According to the Atlanta Business Chronicle, the population growth in Atlanta is lagging over the last couple of years. These new improvements that offer better commuting choices among high gas prices and a recession recovery should make Atlanta a much more attractive place to live.
Atlanta: A More Attractive Place to Live
If you look around Atlanta, many more signs of Atlanta being more accepting of cyclists are showing up. Turner Field offers four bike racks around the stadium and plans to offer more. This can allow for a much more cost-efficient option of transportation. Also, when compared to other public transportation in large cities, MARTA seems to be the most accommodating. All buses have bike racks on the front of the bus and the trains are open to all cyclists; some cities require passes to use the rails with a bike or they won’t allow bikes on buses.
If you attended the Sweetwater 420 Fest over the weekend of April 19-21 you may have noticed their first ever bike valet. With the parking troubles around Candler Park, this bike valet really helped give another transportation option.
“The bike valet system ran awfully smooth,” said Andy Bibliowicz, coordinator for six years at the Sweetwater 420 Festival. “The Little Five Points area can have enough traffic issues on any regular weekend. We think we helped reduce that problem”
Bibliowicz is an Atlanta native who just began commuting to Atlanta in the last six months via MARTA and bicycle. He is the Southeast marketing coordinator for a micro-brewery in Chicago. He lives in Dunwoody and commutes all over Atlanta to connect with clients.
“I think that Atlanta has outgrown MARTA,” said Bibliowicz. “I think that the addition of trails, bike lanes, and light rails are needed to compliment MARTA to make Atlanta the city it has the potential to be.”
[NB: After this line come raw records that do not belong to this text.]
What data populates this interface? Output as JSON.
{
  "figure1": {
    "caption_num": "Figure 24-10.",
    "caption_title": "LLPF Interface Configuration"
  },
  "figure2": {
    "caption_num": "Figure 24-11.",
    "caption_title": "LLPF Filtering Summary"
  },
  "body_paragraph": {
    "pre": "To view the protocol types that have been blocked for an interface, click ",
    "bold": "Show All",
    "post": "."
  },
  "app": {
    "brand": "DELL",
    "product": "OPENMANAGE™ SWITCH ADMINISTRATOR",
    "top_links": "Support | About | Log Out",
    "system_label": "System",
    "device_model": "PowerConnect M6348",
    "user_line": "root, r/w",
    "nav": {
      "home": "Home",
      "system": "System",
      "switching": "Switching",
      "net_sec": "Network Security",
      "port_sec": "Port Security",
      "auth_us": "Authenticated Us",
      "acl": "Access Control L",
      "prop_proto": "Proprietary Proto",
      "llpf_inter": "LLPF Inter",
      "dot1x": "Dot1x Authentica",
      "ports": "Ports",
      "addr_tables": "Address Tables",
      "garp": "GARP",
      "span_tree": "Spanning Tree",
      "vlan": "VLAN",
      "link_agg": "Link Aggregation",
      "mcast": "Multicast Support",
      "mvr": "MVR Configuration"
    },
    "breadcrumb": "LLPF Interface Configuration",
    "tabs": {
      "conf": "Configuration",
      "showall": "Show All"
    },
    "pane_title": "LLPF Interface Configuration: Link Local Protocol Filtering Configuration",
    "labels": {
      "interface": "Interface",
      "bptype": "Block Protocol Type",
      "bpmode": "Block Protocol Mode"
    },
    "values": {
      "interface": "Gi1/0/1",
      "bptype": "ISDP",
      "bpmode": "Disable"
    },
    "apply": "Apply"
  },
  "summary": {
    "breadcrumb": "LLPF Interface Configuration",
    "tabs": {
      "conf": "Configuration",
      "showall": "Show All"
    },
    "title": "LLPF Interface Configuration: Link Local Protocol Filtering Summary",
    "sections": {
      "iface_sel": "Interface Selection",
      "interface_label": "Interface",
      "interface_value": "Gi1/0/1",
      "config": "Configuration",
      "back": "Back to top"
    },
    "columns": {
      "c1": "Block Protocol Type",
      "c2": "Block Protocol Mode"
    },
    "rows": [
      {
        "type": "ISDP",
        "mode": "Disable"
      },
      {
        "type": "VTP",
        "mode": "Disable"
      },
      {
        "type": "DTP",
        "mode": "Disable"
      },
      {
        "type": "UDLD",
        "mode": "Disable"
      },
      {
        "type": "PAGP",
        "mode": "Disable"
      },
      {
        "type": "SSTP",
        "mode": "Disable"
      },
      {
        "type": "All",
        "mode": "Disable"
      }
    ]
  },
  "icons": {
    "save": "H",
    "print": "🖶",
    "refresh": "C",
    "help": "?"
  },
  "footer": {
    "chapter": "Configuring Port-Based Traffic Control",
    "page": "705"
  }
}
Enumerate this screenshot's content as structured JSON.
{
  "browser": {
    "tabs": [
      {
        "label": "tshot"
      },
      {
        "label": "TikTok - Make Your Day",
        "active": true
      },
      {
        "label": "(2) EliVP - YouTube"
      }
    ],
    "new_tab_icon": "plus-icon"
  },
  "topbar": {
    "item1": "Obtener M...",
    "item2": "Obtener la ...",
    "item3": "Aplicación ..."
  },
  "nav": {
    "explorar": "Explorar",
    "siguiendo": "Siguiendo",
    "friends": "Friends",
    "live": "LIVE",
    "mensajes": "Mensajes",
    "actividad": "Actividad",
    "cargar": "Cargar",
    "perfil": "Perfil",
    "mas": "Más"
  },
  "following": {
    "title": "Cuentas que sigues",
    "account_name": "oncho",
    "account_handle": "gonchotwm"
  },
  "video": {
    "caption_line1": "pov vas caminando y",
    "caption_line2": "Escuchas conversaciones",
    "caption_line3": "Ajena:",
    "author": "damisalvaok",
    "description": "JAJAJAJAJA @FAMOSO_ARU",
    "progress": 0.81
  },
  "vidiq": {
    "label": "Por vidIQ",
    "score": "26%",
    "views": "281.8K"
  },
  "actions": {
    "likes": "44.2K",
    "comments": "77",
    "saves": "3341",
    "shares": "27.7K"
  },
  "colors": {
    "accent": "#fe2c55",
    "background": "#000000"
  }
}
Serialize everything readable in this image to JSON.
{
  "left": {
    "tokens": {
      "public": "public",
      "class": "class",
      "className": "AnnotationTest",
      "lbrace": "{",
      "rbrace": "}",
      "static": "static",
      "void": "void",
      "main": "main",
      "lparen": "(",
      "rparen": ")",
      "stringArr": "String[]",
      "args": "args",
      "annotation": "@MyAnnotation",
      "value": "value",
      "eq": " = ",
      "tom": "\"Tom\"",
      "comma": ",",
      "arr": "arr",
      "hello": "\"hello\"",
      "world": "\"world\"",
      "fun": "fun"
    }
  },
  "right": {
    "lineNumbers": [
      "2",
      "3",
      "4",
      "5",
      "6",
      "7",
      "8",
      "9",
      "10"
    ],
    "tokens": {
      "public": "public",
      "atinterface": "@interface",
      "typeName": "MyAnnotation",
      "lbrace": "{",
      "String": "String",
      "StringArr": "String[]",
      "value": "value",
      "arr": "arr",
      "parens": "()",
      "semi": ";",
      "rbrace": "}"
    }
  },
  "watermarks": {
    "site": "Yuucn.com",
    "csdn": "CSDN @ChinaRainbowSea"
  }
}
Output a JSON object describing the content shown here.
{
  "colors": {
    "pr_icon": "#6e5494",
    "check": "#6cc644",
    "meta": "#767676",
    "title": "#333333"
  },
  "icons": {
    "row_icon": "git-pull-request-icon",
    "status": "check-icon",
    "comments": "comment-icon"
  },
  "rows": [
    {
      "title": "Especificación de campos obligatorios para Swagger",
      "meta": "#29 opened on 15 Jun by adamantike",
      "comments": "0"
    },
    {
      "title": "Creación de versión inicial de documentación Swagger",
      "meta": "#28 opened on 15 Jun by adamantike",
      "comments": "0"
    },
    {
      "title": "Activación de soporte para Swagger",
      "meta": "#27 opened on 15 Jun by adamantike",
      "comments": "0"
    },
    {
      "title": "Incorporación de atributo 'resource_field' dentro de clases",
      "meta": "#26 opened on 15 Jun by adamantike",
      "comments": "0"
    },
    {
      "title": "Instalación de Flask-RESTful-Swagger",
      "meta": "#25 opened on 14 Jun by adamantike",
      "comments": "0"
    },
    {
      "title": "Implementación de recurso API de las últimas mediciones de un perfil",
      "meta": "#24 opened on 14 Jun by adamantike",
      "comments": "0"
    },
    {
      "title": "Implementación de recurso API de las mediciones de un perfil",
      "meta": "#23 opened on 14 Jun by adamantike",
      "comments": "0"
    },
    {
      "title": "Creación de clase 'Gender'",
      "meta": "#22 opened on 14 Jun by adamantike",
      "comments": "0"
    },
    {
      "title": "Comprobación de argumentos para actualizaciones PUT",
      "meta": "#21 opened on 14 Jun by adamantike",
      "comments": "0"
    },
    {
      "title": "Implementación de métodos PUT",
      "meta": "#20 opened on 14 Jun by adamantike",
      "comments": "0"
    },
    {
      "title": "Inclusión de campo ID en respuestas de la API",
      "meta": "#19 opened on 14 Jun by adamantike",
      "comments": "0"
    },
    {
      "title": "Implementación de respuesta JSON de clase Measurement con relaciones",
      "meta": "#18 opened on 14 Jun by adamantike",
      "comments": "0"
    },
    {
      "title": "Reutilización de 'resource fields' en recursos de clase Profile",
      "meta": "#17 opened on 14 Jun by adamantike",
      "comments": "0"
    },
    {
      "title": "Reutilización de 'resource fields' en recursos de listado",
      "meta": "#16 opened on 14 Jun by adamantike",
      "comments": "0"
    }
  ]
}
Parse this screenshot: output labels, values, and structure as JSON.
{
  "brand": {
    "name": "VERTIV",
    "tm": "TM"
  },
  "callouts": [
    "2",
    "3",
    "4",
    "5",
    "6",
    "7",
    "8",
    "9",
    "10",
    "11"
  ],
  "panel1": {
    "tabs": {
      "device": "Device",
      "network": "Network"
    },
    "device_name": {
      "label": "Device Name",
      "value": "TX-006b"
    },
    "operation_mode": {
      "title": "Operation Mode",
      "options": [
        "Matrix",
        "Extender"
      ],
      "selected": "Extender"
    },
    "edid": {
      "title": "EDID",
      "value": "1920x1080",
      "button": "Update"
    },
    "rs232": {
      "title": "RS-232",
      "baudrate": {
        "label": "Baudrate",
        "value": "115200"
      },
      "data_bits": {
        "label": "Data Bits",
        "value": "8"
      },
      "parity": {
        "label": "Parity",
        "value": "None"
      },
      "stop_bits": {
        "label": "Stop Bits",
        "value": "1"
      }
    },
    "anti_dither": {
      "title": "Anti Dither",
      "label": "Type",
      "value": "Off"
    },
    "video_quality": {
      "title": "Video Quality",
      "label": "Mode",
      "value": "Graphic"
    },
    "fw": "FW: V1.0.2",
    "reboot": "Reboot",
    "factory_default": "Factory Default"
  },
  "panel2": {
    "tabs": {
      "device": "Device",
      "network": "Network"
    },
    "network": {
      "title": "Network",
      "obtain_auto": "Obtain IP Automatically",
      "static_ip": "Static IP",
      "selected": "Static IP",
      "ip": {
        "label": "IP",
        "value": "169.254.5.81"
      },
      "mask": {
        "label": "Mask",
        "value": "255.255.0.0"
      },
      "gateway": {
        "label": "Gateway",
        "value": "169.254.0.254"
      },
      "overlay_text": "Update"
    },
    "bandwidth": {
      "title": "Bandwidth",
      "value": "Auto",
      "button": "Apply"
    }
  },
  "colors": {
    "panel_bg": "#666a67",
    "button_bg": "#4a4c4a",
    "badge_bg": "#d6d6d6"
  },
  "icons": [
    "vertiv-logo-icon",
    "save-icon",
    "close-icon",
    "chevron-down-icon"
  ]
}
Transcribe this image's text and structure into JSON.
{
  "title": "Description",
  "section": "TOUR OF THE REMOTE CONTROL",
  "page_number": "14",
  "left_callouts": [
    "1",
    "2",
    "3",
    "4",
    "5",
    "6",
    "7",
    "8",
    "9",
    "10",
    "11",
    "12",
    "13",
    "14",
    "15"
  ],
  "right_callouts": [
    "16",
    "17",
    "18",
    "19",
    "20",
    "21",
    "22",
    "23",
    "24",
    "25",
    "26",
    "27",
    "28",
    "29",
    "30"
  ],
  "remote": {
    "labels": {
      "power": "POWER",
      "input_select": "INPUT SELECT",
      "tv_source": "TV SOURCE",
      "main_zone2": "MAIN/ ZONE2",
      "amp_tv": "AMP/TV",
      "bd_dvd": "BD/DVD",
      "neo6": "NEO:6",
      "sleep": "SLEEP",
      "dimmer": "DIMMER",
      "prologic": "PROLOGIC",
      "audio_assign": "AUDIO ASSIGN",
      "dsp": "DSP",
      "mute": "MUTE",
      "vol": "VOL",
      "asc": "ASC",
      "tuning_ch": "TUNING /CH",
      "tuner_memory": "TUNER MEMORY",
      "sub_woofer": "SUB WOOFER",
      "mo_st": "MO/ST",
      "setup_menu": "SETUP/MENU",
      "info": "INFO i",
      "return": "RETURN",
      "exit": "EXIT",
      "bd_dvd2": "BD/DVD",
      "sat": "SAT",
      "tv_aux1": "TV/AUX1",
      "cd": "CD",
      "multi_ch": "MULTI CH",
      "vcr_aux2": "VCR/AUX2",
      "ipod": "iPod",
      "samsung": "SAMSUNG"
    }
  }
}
All of these additions will help to keep people moving about the city of Atlanta. This should mean not only an increase in population, but also create an urban renewal. One of the side-stories of how the Beltline will help the community is the affordable housing project that will be along the north side of the trail and work in conjunction with the Shepherd Spinal Center. Both buildings happen to lie along the trail and will create a way for patients to commute to the center without the need of a car or other means of transportation.
The Beltline will also help serve the half-mile radius from the trails, as the expected rise in property values and taxes will go directly back into the Beltline and its improvements, thus creating an ideal win-win situation. Also, the east-west line of the Atlanta Streetcar project runs along Edgewood and Auburn avenues where there are a lot of abandoned buildings. This project will transform this area into a thriving live, work and play community and will eventually connect with the Beltline. The project will continue by building a north-south line a couple years from now.
These changes are what Atlanta natives have been calling for. As a host of three major sport teams, 24 universities, colleges and junior colleges, the busiest airport in the world as well as home to major corporations like Coca-cola, Home Depot, and Delta Airlines, Atlanta must have the capacity to house and move all of these citizens and visitors alike. Atlanta was once called Terminus because of all of the intersecting freight lines that grew Atlanta so fast in the antebellum South. Now, ironically, with the help of these old rail lines along with tremendous community support, Atlanta hopes to once again become one of the more progressive cities in the nation.